Supplied records:
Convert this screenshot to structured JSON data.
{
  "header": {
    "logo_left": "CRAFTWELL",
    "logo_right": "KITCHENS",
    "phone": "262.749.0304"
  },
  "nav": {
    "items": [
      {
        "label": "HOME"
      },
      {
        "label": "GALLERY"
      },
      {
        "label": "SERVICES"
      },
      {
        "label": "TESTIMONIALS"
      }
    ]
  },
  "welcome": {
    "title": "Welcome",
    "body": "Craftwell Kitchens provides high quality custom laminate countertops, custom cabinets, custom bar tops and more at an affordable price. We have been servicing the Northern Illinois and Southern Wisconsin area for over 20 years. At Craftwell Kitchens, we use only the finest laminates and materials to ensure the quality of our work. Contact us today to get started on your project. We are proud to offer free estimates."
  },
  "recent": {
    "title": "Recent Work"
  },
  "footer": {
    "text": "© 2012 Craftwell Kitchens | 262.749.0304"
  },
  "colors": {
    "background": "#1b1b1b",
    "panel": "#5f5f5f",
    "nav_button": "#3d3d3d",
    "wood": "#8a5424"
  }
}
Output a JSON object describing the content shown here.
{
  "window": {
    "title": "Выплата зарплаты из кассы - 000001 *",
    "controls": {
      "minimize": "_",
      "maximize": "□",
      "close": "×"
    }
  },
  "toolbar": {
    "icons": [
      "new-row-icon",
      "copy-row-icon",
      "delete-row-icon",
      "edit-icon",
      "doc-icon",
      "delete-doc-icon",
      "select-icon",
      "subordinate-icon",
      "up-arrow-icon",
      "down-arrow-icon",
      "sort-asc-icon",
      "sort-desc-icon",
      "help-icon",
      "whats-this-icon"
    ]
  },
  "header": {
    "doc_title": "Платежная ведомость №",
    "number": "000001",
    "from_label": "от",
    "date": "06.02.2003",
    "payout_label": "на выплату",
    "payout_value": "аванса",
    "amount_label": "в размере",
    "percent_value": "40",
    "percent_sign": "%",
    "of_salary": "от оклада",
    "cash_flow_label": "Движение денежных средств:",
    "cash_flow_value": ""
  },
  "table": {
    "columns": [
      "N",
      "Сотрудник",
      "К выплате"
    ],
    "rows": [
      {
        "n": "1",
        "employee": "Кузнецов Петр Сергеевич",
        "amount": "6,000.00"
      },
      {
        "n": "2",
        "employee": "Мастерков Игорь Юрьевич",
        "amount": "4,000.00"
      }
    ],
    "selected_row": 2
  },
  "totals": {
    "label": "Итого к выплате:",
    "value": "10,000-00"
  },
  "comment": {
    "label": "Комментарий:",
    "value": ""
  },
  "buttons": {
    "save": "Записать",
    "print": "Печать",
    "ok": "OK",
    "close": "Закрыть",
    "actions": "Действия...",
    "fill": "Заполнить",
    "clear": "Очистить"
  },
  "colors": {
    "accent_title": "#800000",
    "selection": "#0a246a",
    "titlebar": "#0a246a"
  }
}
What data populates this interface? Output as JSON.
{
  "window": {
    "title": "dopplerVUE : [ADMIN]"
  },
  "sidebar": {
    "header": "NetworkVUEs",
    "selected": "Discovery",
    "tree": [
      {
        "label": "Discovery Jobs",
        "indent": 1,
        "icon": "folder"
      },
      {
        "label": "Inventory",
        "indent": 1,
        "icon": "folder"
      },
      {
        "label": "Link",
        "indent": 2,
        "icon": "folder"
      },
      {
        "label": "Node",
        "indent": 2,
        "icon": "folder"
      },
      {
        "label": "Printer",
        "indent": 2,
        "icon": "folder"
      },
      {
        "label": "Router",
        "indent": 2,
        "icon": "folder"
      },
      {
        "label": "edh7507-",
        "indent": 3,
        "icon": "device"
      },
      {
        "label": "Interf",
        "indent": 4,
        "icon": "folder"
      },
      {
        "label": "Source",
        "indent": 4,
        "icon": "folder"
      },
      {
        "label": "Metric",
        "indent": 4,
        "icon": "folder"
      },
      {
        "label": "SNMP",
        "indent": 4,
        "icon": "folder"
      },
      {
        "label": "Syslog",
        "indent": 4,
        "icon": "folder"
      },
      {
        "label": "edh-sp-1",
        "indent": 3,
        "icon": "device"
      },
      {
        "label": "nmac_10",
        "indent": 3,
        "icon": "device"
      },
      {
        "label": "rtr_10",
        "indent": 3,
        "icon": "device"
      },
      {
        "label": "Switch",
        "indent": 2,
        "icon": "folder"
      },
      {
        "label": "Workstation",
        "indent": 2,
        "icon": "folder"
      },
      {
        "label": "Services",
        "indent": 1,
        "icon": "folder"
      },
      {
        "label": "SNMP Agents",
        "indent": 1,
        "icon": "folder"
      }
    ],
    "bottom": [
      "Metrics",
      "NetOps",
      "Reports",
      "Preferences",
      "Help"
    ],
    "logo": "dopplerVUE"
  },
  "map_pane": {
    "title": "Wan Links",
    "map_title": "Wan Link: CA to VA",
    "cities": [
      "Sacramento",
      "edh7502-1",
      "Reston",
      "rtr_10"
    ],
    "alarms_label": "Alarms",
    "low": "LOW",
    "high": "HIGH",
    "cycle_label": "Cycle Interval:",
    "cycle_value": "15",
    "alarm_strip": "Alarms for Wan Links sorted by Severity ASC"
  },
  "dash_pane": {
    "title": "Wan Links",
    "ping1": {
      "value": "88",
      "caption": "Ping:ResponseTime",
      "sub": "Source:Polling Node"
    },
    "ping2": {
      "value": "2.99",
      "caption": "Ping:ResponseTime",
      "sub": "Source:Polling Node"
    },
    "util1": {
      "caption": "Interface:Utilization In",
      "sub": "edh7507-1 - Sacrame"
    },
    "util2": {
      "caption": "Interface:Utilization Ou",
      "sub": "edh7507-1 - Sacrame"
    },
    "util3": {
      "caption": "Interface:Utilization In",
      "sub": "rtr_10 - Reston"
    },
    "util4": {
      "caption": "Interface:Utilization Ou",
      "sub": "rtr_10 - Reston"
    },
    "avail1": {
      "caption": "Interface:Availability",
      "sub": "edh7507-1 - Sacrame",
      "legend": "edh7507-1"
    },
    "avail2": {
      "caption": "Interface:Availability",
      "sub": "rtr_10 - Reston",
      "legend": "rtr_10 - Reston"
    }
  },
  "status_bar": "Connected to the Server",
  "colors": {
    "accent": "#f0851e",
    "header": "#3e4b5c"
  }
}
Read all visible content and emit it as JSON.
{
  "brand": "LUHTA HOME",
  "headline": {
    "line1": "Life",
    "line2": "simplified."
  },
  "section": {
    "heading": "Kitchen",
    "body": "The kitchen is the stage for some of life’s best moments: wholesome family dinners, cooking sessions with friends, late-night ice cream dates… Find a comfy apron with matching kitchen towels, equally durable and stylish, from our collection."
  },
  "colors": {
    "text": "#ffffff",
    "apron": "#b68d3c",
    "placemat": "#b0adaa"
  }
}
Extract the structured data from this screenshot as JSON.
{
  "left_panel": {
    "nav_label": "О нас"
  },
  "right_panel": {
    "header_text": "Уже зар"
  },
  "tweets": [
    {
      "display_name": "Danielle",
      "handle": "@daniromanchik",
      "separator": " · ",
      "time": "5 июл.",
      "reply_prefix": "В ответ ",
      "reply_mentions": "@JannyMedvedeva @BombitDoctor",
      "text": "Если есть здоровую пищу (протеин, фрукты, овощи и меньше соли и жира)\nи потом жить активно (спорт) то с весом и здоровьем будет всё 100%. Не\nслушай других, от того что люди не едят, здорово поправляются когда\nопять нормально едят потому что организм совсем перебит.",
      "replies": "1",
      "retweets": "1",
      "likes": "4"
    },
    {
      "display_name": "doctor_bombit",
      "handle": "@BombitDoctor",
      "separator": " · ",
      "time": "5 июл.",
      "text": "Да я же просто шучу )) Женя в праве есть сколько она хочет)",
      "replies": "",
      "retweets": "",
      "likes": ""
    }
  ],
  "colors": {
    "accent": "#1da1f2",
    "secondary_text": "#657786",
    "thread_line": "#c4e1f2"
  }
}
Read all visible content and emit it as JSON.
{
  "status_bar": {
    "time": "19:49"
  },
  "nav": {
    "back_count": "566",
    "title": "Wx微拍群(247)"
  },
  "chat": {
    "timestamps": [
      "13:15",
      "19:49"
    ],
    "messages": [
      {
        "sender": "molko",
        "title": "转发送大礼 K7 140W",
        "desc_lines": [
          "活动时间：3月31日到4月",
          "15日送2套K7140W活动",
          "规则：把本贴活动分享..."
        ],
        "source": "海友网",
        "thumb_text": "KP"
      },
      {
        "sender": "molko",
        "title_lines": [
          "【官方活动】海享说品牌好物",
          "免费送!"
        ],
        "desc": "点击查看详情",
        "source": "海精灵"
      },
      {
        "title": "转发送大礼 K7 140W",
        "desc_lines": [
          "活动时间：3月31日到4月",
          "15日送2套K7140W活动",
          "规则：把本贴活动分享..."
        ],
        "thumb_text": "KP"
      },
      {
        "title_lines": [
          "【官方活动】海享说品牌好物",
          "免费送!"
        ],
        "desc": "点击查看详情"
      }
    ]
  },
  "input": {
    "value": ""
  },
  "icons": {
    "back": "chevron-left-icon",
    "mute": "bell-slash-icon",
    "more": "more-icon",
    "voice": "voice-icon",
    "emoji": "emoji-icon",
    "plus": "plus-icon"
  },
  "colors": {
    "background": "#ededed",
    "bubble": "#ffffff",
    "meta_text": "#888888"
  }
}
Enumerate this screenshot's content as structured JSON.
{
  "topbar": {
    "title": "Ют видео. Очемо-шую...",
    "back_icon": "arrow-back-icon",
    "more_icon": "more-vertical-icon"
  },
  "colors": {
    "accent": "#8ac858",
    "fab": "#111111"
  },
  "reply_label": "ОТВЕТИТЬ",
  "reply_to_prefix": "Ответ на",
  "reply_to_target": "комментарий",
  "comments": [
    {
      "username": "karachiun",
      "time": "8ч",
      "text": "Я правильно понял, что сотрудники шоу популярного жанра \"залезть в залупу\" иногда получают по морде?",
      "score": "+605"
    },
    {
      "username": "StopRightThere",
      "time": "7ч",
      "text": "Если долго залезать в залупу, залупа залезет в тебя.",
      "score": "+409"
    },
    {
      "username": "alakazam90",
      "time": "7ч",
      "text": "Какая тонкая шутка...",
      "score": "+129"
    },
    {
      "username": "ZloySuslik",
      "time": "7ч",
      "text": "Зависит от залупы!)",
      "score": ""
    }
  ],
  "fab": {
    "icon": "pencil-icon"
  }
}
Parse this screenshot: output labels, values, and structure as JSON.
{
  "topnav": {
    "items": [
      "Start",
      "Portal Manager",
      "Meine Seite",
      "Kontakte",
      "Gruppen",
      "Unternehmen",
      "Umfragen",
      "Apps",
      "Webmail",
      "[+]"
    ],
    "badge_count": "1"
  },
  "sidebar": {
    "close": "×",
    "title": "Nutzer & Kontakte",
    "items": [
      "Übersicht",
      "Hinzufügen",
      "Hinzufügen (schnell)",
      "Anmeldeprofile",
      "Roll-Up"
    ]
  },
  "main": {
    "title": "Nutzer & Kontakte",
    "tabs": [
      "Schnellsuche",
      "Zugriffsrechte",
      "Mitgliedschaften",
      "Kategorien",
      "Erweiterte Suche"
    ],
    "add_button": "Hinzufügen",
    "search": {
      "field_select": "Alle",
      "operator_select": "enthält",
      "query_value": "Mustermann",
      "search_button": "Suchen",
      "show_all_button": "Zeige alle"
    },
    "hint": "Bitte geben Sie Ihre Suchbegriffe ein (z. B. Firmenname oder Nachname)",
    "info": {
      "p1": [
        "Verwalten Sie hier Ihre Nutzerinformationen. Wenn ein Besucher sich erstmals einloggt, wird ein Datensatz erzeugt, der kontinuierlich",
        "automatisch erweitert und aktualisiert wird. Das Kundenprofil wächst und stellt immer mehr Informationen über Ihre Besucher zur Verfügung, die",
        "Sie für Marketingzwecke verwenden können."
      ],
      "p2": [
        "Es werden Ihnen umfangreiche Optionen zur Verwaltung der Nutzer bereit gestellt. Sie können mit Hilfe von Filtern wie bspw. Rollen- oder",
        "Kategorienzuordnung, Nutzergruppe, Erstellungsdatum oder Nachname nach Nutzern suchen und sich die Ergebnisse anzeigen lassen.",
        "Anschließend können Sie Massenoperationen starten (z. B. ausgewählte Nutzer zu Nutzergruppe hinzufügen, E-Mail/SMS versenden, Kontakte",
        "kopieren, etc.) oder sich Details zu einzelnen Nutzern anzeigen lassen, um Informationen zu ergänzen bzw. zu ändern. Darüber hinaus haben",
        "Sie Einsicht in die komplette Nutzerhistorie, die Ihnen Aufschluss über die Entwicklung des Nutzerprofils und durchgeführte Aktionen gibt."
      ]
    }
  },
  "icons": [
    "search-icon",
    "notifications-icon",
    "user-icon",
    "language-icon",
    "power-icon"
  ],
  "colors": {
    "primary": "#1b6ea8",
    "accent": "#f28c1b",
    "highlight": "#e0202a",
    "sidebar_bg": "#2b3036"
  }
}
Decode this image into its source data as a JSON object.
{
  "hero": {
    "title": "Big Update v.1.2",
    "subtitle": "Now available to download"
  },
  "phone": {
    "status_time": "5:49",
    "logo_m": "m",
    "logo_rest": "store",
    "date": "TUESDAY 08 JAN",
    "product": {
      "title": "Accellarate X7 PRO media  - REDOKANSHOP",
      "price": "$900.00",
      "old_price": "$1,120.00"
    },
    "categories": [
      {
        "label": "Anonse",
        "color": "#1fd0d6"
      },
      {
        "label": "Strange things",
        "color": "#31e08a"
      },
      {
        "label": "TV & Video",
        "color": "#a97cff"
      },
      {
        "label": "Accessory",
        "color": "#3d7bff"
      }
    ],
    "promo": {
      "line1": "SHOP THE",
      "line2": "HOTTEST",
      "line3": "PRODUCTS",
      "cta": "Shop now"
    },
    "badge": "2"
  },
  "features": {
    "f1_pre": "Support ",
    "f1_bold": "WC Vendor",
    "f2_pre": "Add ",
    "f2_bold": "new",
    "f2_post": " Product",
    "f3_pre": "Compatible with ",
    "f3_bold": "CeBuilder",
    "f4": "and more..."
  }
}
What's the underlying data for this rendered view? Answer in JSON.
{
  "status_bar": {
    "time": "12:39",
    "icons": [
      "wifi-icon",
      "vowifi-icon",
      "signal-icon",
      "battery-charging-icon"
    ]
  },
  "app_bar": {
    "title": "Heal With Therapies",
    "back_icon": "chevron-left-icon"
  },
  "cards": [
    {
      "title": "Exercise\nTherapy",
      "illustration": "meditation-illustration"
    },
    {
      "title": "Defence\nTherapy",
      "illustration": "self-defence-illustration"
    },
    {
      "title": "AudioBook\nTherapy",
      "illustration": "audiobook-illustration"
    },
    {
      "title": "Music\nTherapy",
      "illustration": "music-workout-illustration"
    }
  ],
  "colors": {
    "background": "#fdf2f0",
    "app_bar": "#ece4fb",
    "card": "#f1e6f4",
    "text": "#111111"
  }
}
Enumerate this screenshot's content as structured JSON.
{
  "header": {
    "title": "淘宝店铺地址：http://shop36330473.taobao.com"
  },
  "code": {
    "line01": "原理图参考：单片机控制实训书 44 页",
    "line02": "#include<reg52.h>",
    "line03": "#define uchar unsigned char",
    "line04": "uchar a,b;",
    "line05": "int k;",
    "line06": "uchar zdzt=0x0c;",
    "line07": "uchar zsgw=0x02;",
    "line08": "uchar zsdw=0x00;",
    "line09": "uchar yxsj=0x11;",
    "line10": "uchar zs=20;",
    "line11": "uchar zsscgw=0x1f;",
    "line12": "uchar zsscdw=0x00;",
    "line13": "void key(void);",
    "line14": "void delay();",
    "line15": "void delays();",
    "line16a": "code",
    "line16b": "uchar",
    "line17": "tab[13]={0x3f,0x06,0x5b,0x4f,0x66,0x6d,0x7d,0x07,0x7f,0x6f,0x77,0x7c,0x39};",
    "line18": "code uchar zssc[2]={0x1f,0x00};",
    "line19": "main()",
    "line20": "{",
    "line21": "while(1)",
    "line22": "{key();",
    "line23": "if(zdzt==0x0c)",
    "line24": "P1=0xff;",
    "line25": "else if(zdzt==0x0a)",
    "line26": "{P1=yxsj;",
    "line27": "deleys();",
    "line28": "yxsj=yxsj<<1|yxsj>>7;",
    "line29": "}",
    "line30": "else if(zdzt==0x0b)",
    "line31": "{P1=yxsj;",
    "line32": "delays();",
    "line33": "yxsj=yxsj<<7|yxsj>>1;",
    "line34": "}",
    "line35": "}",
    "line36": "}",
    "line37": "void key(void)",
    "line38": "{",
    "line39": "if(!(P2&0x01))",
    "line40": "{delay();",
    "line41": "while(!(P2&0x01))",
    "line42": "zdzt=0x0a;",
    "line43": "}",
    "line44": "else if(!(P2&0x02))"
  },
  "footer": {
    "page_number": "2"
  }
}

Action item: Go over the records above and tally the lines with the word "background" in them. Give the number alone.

Answer space: 3